Rodgers benefitted from wideout Jordy Nelson's absence by tying for the team-lead with eight touchdowns last season, but with Nelson returning, Davante Adams emerging, and, most importantly, Jared Cook joining Green Bay, Rodgers' role was reduced this time around. While the 25-year-old was still able to help the Packers move the sticks here and there, Cook's significantly more dynamic skill set left Rodgers as the team's second option at tight end, which unsurprisingly hurt his production. Overall, Rodgers' numbers closely mirrored those from his rookie campaign, providing incentive for him to elevate his game as he enters the final year of his current contract next season.
Green signed a four-year, $20 million contract with the Steelers last offseason, but went on to make just six appearances during the 2016 campaign due to ankle and concussion problems. While those issues limited the 26-year-old to 18 receptions for 304 yards and one score, his reported concussion history is the reason for most of the concern over his status in Pittsburgh going forward. For his part, Green said he's focused on bouncing back with an improved 2017 season, but it'll be interesting to see if both his body and the Steelers organization afford him that opportunity next term.
Despite trailing all game, all but one of James' receptions came before halftime, including what appeared to be a 19-yard touchdown that, upon review, was ruled down by contact at the one-yard line. The Steelers ultimately settled for a Chris Boswell field-goal, and never reached the end zone again until the final minutes of the game.
Cook led his team in catches and targets while coming up just four yards short of Randall Cobb's high-water mark. His 1-yard touchdown was of the garbage time variety, as it came with 6:43 left and the Falcons leading 44-15. The 29-year-old tight end's late-season chemistry with quarterback Aaron Rodgers should have owners excited for his second campaign in Green Bay come next year.
With fellow TE Rob Gronkowski (back) out for the season, Bennett - who has caught TD passes in three of his last five games -- remains in line to log a heavy workload Sunday as he continues to play through various aches and pains. With that in mind, NFL Network's Ian Rapoport relays that Bennett has been playing with a cracked bone/bone chips in his ankle, issues that are likely to be addressed by an offseason procedure.
With Green, who suffered his latest concussion back on Dec. 18, still sidelined, Jesse James is once again in line to continue to head the Steelers' tight end corps Sunday.
After seemingly tweaking his left knee in the latter stages of the Patriots' divisional-round win against the Texans, Bennett maintained a limited workload in practice this week. Nonetheless, he'll provide a big-bodied target for Tom Brady in the passing attack, seeking his fourth visit to the end zone in the last six contests.

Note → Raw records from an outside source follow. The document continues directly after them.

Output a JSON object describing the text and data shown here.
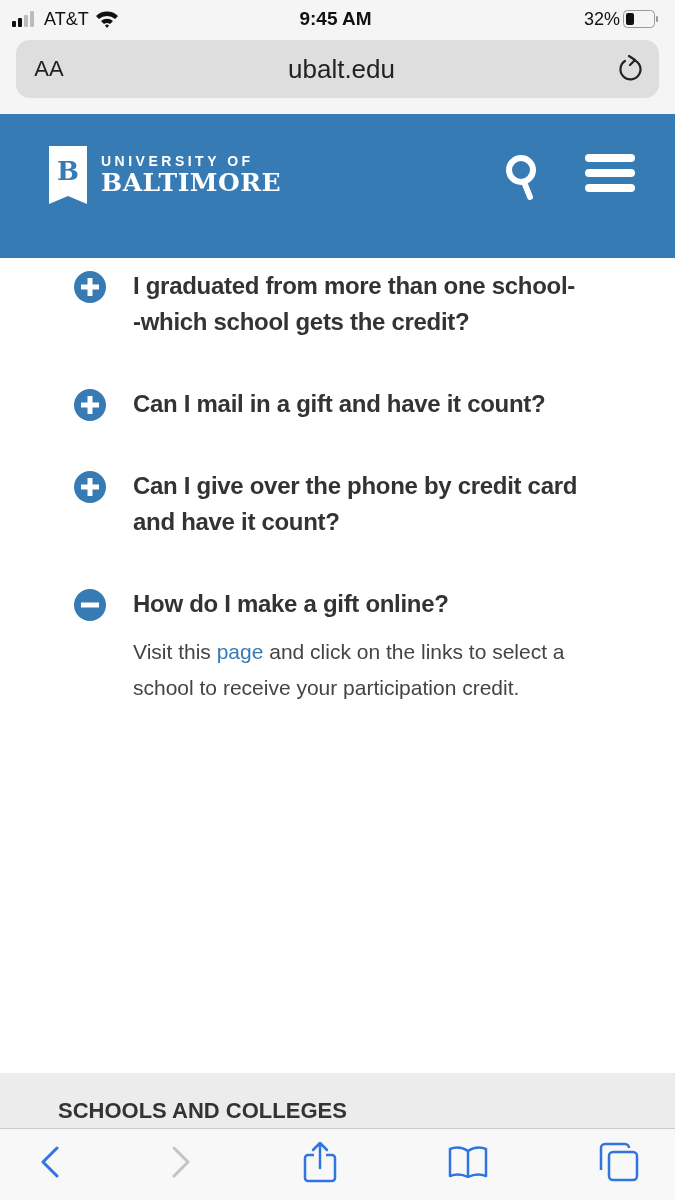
{
  "status_bar": {
    "carrier": "AT&T",
    "time": "9:45 AM",
    "battery": "32%"
  },
  "address_bar": {
    "text_size_button": "AA",
    "url": "ubalt.edu"
  },
  "header": {
    "logo_mark": "B",
    "logo_top": "UNIVERSITY OF",
    "logo_bottom": "BALTIMORE"
  },
  "faq": [
    {
      "question": "I graduated from more than one school--which school gets the credit?",
      "expanded": false
    },
    {
      "question": "Can I mail in a gift and have it count?",
      "expanded": false
    },
    {
      "question": "Can I give over the phone by credit card and have it count?",
      "expanded": false
    },
    {
      "question": "How do I make a gift online?",
      "expanded": true,
      "answer": {
        "before": "Visit this ",
        "link": "page",
        "after": " and click on the links to select a school to receive your participation credit."
      }
    }
  ],
  "footer": {
    "heading": "SCHOOLS AND COLLEGES"
  },
  "toolbar": [
    {
      "kind": "back",
      "disabled": false
    },
    {
      "kind": "forward",
      "disabled": true
    },
    {
      "kind": "share",
      "disabled": false
    },
    {
      "kind": "bookmarks",
      "disabled": false
    },
    {
      "kind": "tabs",
      "disabled": false
    }
  ]
}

Green's medical chart is fraught with concussions, the most recent of which has kept him out of commission since Dec. 18. In addition to his residence in the NFL's protocol for head injuries, he caught the illness that infiltrated the Steelers' locker room this week. If he remains sidelined Sunday, Jesse James will act as the No. 1 tight end yet again.
A 10-game suspension for a positive performance-enhancing drug test took a bite out out Boyle's second season and kept him in a limited role once he was reinstated. He was primarily used as a blocker to help in the run game, but he did catch everything thrown his way. Through 17 career games, Boyle has hauled in an impressive 24 of 29 (82.7 percent) of his targets. While Boyle is clearly valuable as an in-line blocker in the run game as well as a reliable pass catcher, the Ravens' logjam at tight end presents a problem for his role in 2017. Dennis Pitta is already entrenched as one of Joe Flacco's favorite targets and veteran Benjamin Watson, who is coming off an Achilles injury, is expected to be a factor as well.

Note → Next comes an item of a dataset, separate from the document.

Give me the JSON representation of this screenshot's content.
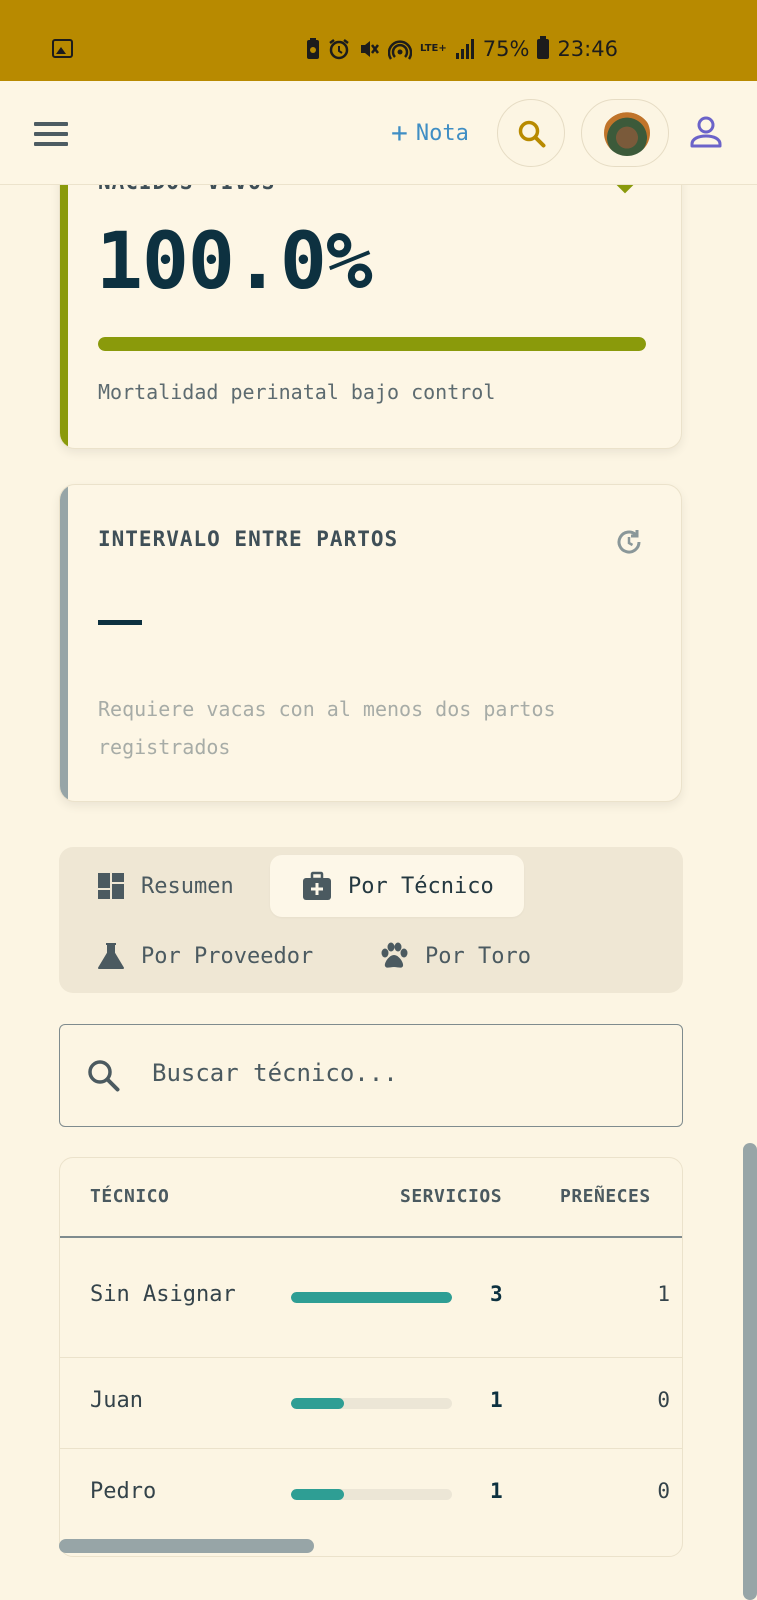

The Ravens had a logjam at tight end for much of the season, with Dennis Pitta serving as the only reliable contributor at the position on a weekly basis. Waller didn't make his season debut until Week 5 and didn't see his first targets until his fourth appearance. That said, Waller began to capitalize on his limited opportunities as the season wore on, snaring just under 60 percent of his targets and converting two of them for touchdowns. Although his target volume and overall production don't jump off the page, it's worth noting that seven of his 17 targets (41 percent) came in the red zone. While that isn't much of a sample size, it's worth comparing that to Pitta's red zone target rate of 10.7 percent. Waller has the size (6-6, 245) and testing numbers, which include a 4.46 40-yard dash and 37-in vertical jump, to make him a red zone threat in the Ravens' passing attack. Given that quarterback Joe Flacco will not have major targets Steve Smith and possibly Kamar Aiken at his disposal, Waller could have some deep sleeper potential in 2017.